One of life’s unexpected joys for me has been to walk my dog. Obviously there is the exercise and the company, but I have discovered some hidden pleasures that I never expected.
Take for example the changes of the seasons and to be more specific the huge fluctuations of temperature depending on whether I am walking Bentley in Sydney, the South Coast, the Central Coast or the Blue Mountains. Nature reaches out and touches me with a new bud, a wet mottled tree trunk, a gust of autumn wind shredding slowly balding branches or the heat of the summer sun slowing me down to a snail- paced walk.
Walking with Bentley however has the added benefit of shifting my mood. Having never lived alone, until five years ago, I have found how easy it is to sit and read or potter around the house or binge on Netflix, or do absolutely nothing, instead of getting out into the sun, the wind, the warmth, and the cold and surrendering to the rhythm of one foot striding after the other. Bentley needs a daily walk. And apparently so do I.
I have a rule when I go out for a walk. I always smile at the first person I pass in the morning no matter how I feel. Sometimes I strike up a conversation with a hearty ‘Good Morning.” Occasionally there is a white haired elder who pats my dog. “This is Bentley,” I say, a bit like introducing my partner.
There is another Bentley who lives nearby and naturally we greet our dogs before we greet each other. But the biggest shifts for me occur when I go to the dog park. I cannot stay somber or solemn or serious at a dog park. It is impossible to sit by myself with my dog by my side without a dog or a dog-owner striking up a conversation with me. Sometimes the conversations last twenty or thirty minutes.
No one is in a rush when they go to the dog park.
There are groups of dogs and owners, chatting, chasing balls, whistling, calling out dog names. Some owners sitting on benches, bending down to pick up what their dogs have dropped, and usually, not always, but usually dog owners catch up with other dog owners and know that they will see them again sometimes soon.
And then there is the returning home after shopping, or dinner or a holiday. There he is. Tail wagging, always forgiving, always ready for a scratch or a cuddle. And at night with my bed half empty since the love of my life died, Bentley takes his place in his own fluffy dog bed and the gentle snore of his Shi Tzu nose lulls me to sleep.
I have discovered there is even a jealous side to him. Sometimes when I am in a conversation with one of my children or a friend he will interrupt with a fairly good attempt at talking. It’s hard to describe but it sounds like a deep whine or soft growl and it is incessant. Eventually I surrender and give him a chewy treat and he gives me ten minutes. He wants to join in. Who ever heard of a dog wanting to be part of a human conversation?

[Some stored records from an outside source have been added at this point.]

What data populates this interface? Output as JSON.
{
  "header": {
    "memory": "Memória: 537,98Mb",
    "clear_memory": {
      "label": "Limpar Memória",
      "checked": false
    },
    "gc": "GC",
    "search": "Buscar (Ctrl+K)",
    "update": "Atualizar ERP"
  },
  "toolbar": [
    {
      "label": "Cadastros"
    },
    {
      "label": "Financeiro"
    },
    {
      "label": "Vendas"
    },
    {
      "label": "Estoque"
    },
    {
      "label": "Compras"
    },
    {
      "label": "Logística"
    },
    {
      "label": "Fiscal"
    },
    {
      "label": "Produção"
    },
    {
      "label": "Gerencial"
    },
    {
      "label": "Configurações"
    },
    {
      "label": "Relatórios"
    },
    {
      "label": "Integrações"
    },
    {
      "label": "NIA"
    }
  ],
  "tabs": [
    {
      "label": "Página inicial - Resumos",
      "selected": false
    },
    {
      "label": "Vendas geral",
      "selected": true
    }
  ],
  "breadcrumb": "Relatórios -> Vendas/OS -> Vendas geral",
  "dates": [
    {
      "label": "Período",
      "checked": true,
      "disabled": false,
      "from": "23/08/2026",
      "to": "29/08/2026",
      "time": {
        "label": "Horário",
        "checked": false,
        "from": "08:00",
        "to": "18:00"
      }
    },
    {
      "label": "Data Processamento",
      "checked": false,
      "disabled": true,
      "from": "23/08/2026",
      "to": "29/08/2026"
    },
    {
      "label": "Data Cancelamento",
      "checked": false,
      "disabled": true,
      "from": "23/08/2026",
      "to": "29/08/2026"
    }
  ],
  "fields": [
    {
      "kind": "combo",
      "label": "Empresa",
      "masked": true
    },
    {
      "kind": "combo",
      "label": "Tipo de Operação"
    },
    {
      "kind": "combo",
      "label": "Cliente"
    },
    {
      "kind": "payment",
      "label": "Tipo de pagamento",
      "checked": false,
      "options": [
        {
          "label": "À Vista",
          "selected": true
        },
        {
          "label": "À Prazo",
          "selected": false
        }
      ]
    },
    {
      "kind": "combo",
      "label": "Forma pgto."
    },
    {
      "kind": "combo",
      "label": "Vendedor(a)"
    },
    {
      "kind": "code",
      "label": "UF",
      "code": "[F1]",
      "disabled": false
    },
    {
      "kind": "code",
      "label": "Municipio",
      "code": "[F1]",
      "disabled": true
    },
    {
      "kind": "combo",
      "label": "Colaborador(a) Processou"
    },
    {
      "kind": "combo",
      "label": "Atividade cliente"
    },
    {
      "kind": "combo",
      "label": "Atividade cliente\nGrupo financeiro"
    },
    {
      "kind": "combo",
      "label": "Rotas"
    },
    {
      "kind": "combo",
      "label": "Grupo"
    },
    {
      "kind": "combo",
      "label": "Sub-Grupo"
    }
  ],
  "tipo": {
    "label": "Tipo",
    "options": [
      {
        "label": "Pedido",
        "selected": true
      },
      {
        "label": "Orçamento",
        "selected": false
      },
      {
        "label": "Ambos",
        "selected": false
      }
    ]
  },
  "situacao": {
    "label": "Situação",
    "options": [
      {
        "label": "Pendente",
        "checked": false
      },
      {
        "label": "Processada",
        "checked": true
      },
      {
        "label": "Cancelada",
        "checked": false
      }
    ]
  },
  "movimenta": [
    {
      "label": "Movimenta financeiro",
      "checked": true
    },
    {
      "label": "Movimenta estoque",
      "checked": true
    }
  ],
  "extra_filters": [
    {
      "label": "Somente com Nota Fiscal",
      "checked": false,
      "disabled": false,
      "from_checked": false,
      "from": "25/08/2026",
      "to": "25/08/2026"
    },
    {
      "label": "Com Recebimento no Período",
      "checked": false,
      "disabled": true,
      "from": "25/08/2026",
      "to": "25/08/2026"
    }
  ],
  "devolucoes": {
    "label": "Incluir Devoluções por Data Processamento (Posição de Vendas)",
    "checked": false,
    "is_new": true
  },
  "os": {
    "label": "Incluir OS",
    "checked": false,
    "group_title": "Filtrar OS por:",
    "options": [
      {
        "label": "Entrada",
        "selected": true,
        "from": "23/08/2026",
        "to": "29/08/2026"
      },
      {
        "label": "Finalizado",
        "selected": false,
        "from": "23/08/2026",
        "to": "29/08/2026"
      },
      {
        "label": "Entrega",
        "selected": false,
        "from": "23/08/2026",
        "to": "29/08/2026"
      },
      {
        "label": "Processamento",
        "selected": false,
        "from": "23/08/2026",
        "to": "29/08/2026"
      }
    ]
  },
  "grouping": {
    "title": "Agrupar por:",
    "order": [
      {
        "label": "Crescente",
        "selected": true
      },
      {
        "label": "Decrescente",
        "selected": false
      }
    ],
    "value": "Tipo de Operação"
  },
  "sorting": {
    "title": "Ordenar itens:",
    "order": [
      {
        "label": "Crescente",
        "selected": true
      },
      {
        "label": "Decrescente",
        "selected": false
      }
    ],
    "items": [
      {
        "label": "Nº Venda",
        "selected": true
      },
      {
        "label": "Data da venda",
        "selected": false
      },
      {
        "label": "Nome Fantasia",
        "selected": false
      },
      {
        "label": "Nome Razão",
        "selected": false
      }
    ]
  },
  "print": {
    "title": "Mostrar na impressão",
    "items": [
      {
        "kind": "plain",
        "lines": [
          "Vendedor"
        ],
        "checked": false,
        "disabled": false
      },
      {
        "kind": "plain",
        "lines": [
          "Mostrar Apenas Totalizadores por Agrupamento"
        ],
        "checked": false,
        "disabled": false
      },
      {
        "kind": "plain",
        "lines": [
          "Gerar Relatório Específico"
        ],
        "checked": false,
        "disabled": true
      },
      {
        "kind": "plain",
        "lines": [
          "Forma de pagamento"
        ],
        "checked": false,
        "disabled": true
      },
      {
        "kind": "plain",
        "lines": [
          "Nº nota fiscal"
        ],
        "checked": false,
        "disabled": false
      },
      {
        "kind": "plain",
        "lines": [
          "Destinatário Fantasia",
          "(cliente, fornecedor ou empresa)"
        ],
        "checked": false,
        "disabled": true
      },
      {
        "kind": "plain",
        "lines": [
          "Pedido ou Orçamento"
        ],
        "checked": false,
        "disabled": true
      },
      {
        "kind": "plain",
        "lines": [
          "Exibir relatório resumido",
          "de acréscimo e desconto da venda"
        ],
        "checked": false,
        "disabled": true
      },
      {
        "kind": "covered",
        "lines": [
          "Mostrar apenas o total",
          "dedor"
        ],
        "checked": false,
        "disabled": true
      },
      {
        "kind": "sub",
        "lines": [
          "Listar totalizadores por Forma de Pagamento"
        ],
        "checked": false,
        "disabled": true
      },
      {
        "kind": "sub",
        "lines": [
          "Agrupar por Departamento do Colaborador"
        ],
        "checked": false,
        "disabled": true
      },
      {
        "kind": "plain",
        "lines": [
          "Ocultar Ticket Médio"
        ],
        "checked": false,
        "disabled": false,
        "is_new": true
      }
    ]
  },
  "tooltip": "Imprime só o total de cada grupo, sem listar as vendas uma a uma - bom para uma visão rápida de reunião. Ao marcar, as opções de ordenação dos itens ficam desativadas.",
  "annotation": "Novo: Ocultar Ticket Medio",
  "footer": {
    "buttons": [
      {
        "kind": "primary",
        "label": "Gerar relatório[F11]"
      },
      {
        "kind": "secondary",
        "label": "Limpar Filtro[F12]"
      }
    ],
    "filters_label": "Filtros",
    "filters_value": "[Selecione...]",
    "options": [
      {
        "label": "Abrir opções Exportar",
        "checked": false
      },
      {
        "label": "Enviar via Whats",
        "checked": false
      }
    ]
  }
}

It all sounds very ordinary I know. But surely it is the acknowledgment of the ordinary that makes our lives extraordinary.
At least that’s how it is for me.